Like many of us, Doug Oster and Jessica Walliser learned to garden by chemical dependency. So they know that switching to natural methods isn't always quick, easy or intuitive.

Still, they believe it's worth the effort. That's why they've written Grow Organic (St. Lynn's Press, $18.95), a guide to natural gardening that's intended for both organic neophytes and folks who've been growing that way for years.

Oster, a garden columnist at the Pittsburgh Post-Gazette, and Walliser, a garden writer, lecturer and radio host, built the book on their own experiences.
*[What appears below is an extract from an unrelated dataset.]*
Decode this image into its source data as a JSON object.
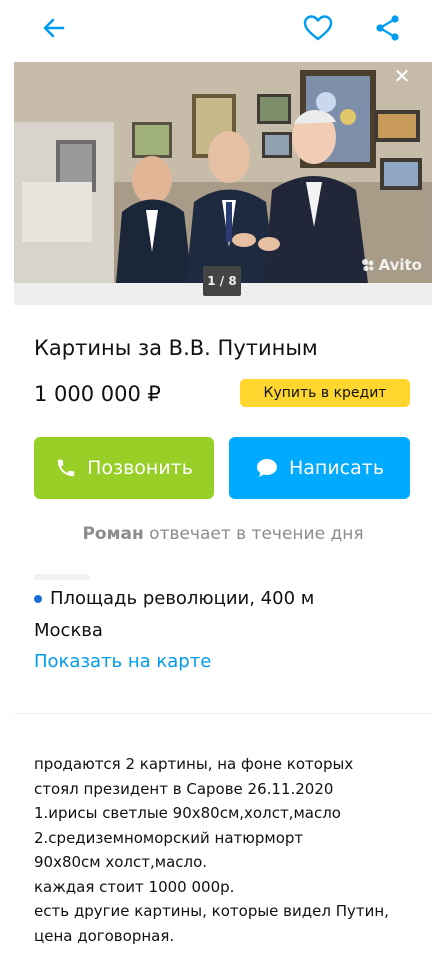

Grow Organic covers all the basics, but its strength is the tips and tricks the authors share, as well as the lessons they've learned.

Particularly helpful is a chapter that guides readers through a gradual transition to natural gardening methods.

Thinking outside the backyard, meanwhile, are authors Kim McKay and Jenny Bonnin, who argue in their book, True Green: 100 Everyday Ways You Can Contribute to a Healthier Planet (National Geographic Books, $19.95), that making a personal effort to improve the Earth's well-being need not be daunting.

McKay and Bonnin, who work with the environmental organization Clean Up the World, provide suggestions on steps anyone can take to reduce pollution and waste, cut water and energy use, and otherwise help the environment.

Their recommendations range from simple solutions - for example, taking shorter showers and unplugging cell-phone chargers when they're not in use - to bigger commitments such as installing a solar water heater.